Monday, March 2


Title: Diversity and flexibility of visual processing in the retina

Department of Ophthalmology and Visual Sciences  Washington University School of Medicine
Vision begins in the retina. Photoreceptors translate changes in photon flux into changes in glutamate release, the language of neurons. This signal is then processed by a diverse array of neural circuits, which parse information into spike trains of ~20 retinal ganglion cell types (RGCs). RGCs are the only output neurons of the eye and the sole source of visual information for the brain. Research in my lab is trying to decipher what RGC spike trains tell the brain about the visual world and how circuits in the retina detect the features encoded in RGC spike trains.

I will discuss three studies from my lab, which highlight the remarkable diversity of computations in the retinal circuits and reveal unexpected flexibility in their output in different lighting conditions.
RNS 410 4:00pm

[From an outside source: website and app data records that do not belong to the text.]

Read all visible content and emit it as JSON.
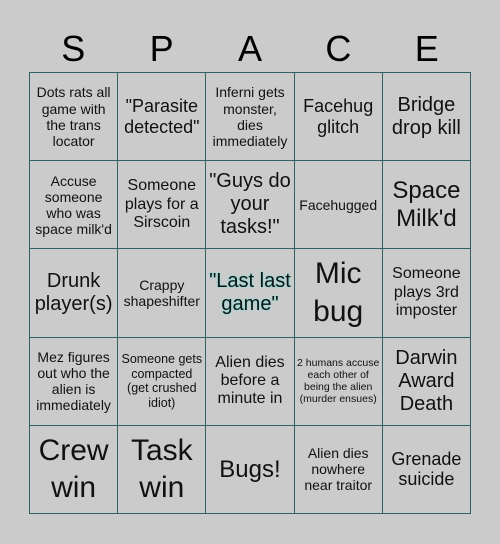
{
  "header": {
    "letters": [
      "S",
      "P",
      "A",
      "C",
      "E"
    ]
  },
  "colors": {
    "background": "#cbcbcb",
    "grid_line": "#2f6264",
    "free_glow": "#6fe7e0"
  },
  "cells": [
    "Dots rats all game with the trans locator",
    "\"Parasite detected\"",
    "Inferni gets monster, dies immediately",
    "Facehug glitch",
    "Bridge drop kill",
    "Accuse someone who was space milk'd",
    "Someone plays for a Sirscoin",
    "\"Guys do your tasks!\"",
    "Facehugged",
    "Space Milk'd",
    "Drunk player(s)",
    "Crappy shapeshifter",
    "\"Last last game\"",
    "Mic bug",
    "Someone plays 3rd imposter",
    "Mez figures out who the alien is immediately",
    "Someone gets compacted (get crushed idiot)",
    "Alien dies before a minute in",
    "2 humans accuse each other of being the alien (murder ensues)",
    "Darwin Award Death",
    "Crew win",
    "Task win",
    "Bugs!",
    "Alien dies nowhere near traitor",
    "Grenade suicide"
  ]
}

MSCS Colloquium: Celebrating Women’s History Month
A showing of the documentary “Top Secret Rosies: The Female Computers of World War II”
In 1942, when computers were human and women were underestimated, a group of female mathematicians were recruited to complete secret research for the US Army. This documentary shares the little known story of the women and technology that helped win the war and usher in the modern computer age.
3:30 p.m., RNS 310 (cookies and welcome at 3:15p.m.)

Tuesday, March 3

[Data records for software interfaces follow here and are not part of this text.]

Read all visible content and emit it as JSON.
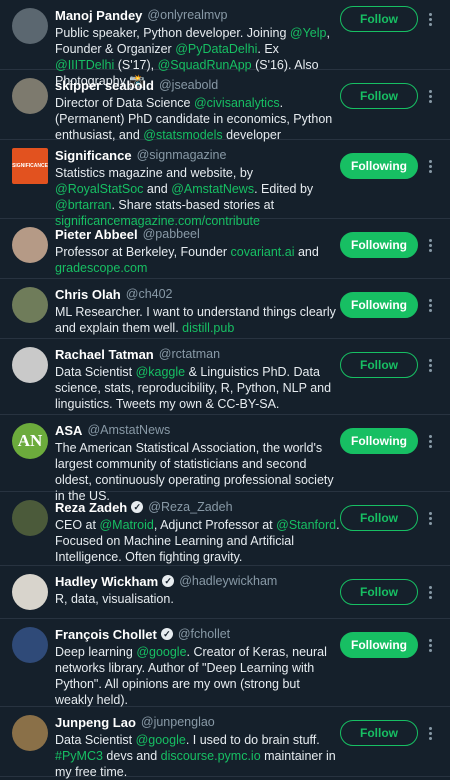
{
  "accounts": [
    {
      "name": "Manoj Pandey",
      "handle": "@onlyrealmvp",
      "verified": false,
      "avatar": {
        "color": "#5b6770",
        "letters": ""
      },
      "button": "Follow",
      "following": false,
      "bio": [
        {
          "t": "Public speaker, Python developer. Joining "
        },
        {
          "t": "@Yelp",
          "link": true
        },
        {
          "t": ", Founder & Organizer "
        },
        {
          "t": "@PyDataDelhi",
          "link": true
        },
        {
          "t": ". Ex "
        },
        {
          "t": "@IIITDelhi",
          "link": true
        },
        {
          "t": " (S'17), "
        },
        {
          "t": "@SquadRunApp",
          "link": true
        },
        {
          "t": " (S'16). Also Photography 📸"
        }
      ]
    },
    {
      "name": "skipper seabold",
      "handle": "@jseabold",
      "verified": false,
      "avatar": {
        "color": "#7d7a6e",
        "letters": ""
      },
      "button": "Follow",
      "following": false,
      "bio": [
        {
          "t": "Director of Data Science "
        },
        {
          "t": "@civisanalytics",
          "link": true
        },
        {
          "t": ". (Permanent) PhD candidate in economics, Python enthusiast, and "
        },
        {
          "t": "@statsmodels",
          "link": true
        },
        {
          "t": " developer"
        }
      ]
    },
    {
      "name": "Significance",
      "handle": "@signmagazine",
      "verified": false,
      "avatar": {
        "color": "#e2521f",
        "letters": "SIGNIFICANCE"
      },
      "button": "Following",
      "following": true,
      "bio": [
        {
          "t": "Statistics magazine and website, by "
        },
        {
          "t": "@RoyalStatSoc",
          "link": true
        },
        {
          "t": " and "
        },
        {
          "t": "@AmstatNews",
          "link": true
        },
        {
          "t": ". Edited by "
        },
        {
          "t": "@brtarran",
          "link": true
        },
        {
          "t": ". Share stats-based stories at "
        },
        {
          "t": "significancemagazine.com/contribute",
          "link": true
        }
      ]
    },
    {
      "name": "Pieter Abbeel",
      "handle": "@pabbeel",
      "verified": false,
      "avatar": {
        "color": "#b59a86",
        "letters": ""
      },
      "button": "Following",
      "following": true,
      "bio": [
        {
          "t": "Professor at Berkeley, Founder "
        },
        {
          "t": "covariant.ai",
          "link": true
        },
        {
          "t": " and "
        },
        {
          "t": "gradescope.com",
          "link": true
        }
      ]
    },
    {
      "name": "Chris Olah",
      "handle": "@ch402",
      "verified": false,
      "avatar": {
        "color": "#6f7c5a",
        "letters": ""
      },
      "button": "Following",
      "following": true,
      "bio": [
        {
          "t": "ML Researcher. I want to understand things clearly and explain them well. "
        },
        {
          "t": "distill.pub",
          "link": true
        }
      ]
    },
    {
      "name": "Rachael Tatman",
      "handle": "@rctatman",
      "verified": false,
      "avatar": {
        "color": "#c9c9c9",
        "letters": ""
      },
      "button": "Follow",
      "following": false,
      "bio": [
        {
          "t": "Data Scientist "
        },
        {
          "t": "@kaggle",
          "link": true
        },
        {
          "t": " & Linguistics PhD. Data science, stats, reproducibility, R, Python, NLP and linguistics. Tweets my own & CC-BY-SA."
        }
      ]
    },
    {
      "name": "ASA",
      "handle": "@AmstatNews",
      "verified": false,
      "avatar": {
        "color": "#6cab3c",
        "letters": "AN"
      },
      "button": "Following",
      "following": true,
      "bio": [
        {
          "t": "The American Statistical Association, the world's largest community of statisticians and second oldest, continuously operating professional society in the US."
        }
      ]
    },
    {
      "name": "Reza Zadeh",
      "handle": "@Reza_Zadeh",
      "verified": true,
      "avatar": {
        "color": "#4b5a3a",
        "letters": ""
      },
      "button": "Follow",
      "following": false,
      "bio": [
        {
          "t": "CEO at "
        },
        {
          "t": "@Matroid",
          "link": true
        },
        {
          "t": ", Adjunct Professor at "
        },
        {
          "t": "@Stanford",
          "link": true
        },
        {
          "t": ". Focused on Machine Learning and Artificial Intelligence. Often fighting gravity."
        }
      ]
    },
    {
      "name": "Hadley Wickham",
      "handle": "@hadleywickham",
      "verified": true,
      "avatar": {
        "color": "#d8d4cc",
        "letters": ""
      },
      "button": "Follow",
      "following": false,
      "bio": [
        {
          "t": "R, data, visualisation."
        }
      ]
    },
    {
      "name": "François Chollet",
      "handle": "@fchollet",
      "verified": true,
      "avatar": {
        "color": "#2f4a78",
        "letters": ""
      },
      "button": "Following",
      "following": true,
      "bio": [
        {
          "t": "Deep learning "
        },
        {
          "t": "@google",
          "link": true
        },
        {
          "t": ". Creator of Keras, neural networks library. Author of \"Deep Learning with Python\". All opinions are my own (strong but weakly held)."
        }
      ]
    },
    {
      "name": "Junpeng Lao",
      "handle": "@junpenglao",
      "verified": false,
      "avatar": {
        "color": "#8a7048",
        "letters": ""
      },
      "button": "Follow",
      "following": false,
      "bio": [
        {
          "t": "Data Scientist "
        },
        {
          "t": "@google",
          "link": true
        },
        {
          "t": ". I used to do brain stuff. "
        },
        {
          "t": "#PyMC3",
          "link": true
        },
        {
          "t": " devs and "
        },
        {
          "t": "discourse.pymc.io",
          "link": true
        },
        {
          "t": " maintainer in my free time."
        }
      ]
    }
  ]
}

No Seminar:

Wednesday, March 4

Physics Seminar: C3PO: Customizable Computer Coaches for Physics Online
Evan Frodermann, ’02, University of Minnesota
2:00 pm  RNS 210

Thursday, March 5

Chemistry Seminar: Natural Biomarkers for Monitoring Bioenergetics in Living Cells
Dr. Ahmed A. Heikal, Department of Chemistry and Biochemistry, Swenson College of Science and Engineering, University of Minnesota-Duluth
Reduced nicotinamide adenine dinucleotide (NADH) is a key cofactor in energy metabolism pathways and a myriad of oxidation-reduction reactions in living cells. NADH is naturally fluorescent and its emission is rather sensitive to protein binding. As a result, NADH autofluorescence would allow for noninvasive and ultimately quantitative monitoring of energy metabolism in living cells. In this seminar, I will highlight our efforts in establishing NADH as a natural biomarker for cellular energy metabolism, mitochondrial anomalies and related health problems. Macromolecular crowding effects on enzyme binding reactions with NADH will also be discussed using a combination of both fluorescence microscopy and spectroscopy methods.
3:00 p.m. refreshments, seminar to begin at 3:15 p.m., RNS 310

Psychology Speaker
Derek Peterson, Founder and CEO of the Institute for Community & Adolescent Resiliency. ICAR-US offers education, materials, and support to individuals (adults and youth), schools, agencies, communities, and statewide organizations in their youth development related work. And specializes in three areas:

  • Creating measurable supports for each individual youth
  • Increasing caring and connection within school environments — THE critical component to ANY systemic school reform effort
  • Working to support caring and connected communities

6:30 p.m., Buntrock 143

Friday, March 6

No Seminars